Culture Online


How are leaves formed?

Great question! Leaves are a key part of the map that every plant (and animal) stores inside every cell.

photograph of a seedling

28 April 2021

The plant can't grow without leaves and so they are pretty much the first thing to emerge from a seed.

If we think about an oak tree say, it produces seeds (acorns) - that are made up of cells, that all contain this plan which says which cells should do what - which are leaf cells, wood cells, root cells, and so on. When the acorn drops, hopefully, it gets picked up, taken away, and buried by a bird or a squirrel. Then, as the acorn gets warmed by the sun, and wet due to rain, this stimulates chemical signals that set off the cells dividing inside and they start forming the tree organs that they've been told to by the plan in every cell.

The first things that form are a tiny root (to get water and nutrients), and the stem and leaf cells. These cells then rapidly divide and divide, letting the stem push up and out of the soil towards the light. Once cells in the stem sense light, the tiny curled up leaves get the signal to open.
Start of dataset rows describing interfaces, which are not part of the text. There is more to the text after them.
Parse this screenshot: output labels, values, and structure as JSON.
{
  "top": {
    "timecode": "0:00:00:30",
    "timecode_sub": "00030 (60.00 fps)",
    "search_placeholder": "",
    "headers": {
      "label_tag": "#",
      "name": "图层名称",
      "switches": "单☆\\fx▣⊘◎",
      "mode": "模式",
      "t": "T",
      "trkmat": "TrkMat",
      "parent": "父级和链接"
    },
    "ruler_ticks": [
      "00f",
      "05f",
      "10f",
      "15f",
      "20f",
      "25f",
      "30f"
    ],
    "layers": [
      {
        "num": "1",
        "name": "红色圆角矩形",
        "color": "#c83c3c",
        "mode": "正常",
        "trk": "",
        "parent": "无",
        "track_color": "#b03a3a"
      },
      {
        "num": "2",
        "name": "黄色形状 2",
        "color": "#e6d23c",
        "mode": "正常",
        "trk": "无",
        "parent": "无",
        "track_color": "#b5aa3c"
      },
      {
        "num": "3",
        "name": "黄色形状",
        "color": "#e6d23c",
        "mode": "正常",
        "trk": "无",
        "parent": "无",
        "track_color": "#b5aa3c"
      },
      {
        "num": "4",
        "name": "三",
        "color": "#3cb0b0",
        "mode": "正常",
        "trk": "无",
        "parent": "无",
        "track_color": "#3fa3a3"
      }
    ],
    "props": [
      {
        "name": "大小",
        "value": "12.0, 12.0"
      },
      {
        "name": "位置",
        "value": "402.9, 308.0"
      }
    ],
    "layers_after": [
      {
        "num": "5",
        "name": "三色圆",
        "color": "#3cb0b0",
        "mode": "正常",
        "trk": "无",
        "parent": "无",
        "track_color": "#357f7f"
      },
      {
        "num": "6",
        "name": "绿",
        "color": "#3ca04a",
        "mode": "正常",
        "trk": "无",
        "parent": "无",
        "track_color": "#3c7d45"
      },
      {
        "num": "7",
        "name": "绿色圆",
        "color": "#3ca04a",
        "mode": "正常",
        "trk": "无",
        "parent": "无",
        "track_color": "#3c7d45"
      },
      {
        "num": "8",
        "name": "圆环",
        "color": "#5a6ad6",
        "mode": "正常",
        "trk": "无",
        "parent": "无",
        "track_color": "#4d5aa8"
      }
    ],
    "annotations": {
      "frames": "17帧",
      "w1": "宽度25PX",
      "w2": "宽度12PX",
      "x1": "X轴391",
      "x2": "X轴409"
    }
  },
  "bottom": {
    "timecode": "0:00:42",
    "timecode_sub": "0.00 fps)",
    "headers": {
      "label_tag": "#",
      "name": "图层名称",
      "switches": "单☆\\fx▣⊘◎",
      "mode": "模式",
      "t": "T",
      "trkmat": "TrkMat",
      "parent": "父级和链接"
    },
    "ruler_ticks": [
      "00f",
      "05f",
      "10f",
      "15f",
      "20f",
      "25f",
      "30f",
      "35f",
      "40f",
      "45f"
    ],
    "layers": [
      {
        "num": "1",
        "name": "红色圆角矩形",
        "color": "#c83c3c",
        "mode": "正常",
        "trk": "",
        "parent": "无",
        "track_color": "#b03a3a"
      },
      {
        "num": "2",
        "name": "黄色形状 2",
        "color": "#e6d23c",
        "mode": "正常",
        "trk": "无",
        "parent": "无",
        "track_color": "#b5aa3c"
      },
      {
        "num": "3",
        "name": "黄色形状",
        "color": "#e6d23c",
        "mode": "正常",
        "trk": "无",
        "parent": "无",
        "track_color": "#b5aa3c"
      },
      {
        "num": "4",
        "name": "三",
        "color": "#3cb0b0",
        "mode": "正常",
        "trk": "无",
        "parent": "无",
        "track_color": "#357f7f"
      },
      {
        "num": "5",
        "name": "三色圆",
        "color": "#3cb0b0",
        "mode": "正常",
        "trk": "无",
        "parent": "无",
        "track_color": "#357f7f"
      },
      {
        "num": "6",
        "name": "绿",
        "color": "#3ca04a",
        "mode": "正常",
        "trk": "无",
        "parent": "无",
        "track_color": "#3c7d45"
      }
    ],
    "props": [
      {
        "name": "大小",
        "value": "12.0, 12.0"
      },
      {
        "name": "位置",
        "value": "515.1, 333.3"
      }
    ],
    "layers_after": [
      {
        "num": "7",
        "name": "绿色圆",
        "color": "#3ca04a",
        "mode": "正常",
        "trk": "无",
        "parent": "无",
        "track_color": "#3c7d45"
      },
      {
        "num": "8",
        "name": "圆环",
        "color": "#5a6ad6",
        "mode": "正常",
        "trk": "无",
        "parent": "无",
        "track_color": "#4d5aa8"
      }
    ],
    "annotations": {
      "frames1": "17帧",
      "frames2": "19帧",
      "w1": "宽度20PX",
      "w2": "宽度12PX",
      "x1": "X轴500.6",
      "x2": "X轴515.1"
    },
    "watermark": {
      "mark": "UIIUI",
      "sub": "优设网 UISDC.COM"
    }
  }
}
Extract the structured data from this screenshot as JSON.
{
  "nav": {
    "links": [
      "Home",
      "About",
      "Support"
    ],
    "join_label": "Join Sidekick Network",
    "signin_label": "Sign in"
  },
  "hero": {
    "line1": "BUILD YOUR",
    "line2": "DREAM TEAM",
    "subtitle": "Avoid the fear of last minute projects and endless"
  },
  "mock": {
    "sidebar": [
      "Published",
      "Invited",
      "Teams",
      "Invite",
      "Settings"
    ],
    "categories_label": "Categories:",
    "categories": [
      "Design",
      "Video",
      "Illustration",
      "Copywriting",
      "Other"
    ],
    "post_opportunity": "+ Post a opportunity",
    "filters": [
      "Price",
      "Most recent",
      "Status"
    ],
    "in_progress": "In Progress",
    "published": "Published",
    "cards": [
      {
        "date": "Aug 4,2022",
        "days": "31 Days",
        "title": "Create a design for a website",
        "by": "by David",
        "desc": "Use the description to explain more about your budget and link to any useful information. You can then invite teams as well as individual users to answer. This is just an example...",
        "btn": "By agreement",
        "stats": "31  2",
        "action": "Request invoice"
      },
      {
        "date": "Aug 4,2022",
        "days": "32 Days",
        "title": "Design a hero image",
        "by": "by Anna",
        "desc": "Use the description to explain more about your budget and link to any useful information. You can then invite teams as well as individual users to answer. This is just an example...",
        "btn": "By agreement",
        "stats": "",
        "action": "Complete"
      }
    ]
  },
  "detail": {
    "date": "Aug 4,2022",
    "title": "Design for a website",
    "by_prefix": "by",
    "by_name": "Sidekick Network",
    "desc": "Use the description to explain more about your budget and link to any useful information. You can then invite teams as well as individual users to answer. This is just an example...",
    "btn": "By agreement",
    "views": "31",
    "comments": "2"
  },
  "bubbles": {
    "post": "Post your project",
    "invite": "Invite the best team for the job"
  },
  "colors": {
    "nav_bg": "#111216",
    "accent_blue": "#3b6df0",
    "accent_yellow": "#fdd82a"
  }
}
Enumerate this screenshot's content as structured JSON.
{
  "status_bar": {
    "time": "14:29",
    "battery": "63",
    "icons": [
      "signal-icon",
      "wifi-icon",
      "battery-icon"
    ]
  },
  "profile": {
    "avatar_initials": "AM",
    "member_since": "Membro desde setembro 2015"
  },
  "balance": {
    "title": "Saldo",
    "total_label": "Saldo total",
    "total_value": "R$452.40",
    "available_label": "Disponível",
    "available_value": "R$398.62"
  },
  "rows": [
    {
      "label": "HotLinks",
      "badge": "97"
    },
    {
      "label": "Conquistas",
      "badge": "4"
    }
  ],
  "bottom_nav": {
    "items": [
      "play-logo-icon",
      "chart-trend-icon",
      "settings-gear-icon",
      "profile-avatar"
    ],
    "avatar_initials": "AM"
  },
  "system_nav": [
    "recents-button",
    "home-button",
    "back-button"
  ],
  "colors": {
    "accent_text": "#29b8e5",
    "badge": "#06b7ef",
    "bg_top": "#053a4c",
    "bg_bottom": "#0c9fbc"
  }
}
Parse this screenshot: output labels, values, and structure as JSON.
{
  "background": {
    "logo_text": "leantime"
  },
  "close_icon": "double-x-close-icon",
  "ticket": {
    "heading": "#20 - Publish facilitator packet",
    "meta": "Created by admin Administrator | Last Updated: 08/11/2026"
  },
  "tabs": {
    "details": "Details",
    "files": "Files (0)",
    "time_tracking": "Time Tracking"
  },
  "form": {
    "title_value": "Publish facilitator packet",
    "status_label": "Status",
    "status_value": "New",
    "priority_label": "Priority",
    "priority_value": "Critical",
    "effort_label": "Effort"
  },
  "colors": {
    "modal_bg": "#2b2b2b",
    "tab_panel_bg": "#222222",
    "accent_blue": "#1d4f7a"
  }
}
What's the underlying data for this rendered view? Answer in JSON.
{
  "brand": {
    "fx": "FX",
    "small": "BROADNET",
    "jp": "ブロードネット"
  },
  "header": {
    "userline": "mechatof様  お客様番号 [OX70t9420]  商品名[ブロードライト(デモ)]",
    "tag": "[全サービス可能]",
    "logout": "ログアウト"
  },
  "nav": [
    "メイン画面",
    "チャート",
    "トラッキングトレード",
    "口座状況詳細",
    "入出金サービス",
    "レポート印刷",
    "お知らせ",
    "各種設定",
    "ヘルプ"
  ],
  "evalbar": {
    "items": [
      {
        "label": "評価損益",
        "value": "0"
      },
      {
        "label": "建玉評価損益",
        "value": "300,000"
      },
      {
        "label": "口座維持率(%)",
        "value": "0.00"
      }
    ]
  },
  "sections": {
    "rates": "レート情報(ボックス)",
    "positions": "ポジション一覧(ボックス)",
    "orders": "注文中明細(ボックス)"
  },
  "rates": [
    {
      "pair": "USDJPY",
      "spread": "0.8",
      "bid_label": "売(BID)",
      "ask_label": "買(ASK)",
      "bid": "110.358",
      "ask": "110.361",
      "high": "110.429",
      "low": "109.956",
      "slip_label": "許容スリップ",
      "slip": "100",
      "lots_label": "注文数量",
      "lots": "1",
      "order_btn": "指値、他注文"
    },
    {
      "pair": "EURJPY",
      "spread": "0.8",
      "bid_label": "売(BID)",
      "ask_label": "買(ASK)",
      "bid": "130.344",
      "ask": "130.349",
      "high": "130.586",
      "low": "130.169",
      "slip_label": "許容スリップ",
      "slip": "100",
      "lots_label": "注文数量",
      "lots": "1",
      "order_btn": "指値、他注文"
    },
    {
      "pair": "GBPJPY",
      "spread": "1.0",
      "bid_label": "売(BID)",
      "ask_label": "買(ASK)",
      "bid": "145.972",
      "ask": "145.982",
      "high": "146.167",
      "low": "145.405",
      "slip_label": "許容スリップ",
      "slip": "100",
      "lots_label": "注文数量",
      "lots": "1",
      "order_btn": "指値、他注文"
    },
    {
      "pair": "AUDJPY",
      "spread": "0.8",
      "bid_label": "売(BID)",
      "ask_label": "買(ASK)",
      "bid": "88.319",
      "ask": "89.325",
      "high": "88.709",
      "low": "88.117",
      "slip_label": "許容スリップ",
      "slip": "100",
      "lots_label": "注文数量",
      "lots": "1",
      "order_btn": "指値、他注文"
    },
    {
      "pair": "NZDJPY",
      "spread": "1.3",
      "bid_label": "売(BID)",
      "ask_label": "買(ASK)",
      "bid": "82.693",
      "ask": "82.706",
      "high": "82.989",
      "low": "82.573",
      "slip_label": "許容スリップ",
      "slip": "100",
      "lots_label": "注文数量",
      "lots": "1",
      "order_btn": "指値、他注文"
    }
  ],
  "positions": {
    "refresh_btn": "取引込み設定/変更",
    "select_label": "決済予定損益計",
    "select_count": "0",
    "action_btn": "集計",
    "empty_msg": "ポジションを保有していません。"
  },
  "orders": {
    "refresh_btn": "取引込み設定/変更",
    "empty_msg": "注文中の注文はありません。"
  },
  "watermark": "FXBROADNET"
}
The leaves are full of a substance called chlorophyll - this makes them green but it's also what absorbs energy from the sun, turning it into sugar (food). The oak can then grow more stem, more root, and more leaves and the process goes on until the tree gets large, if it's lucky! The movie below shows this process.

YouTube Widget Placeholderhttps://www.youtube.com/watch?v=gj1iRU9pf_k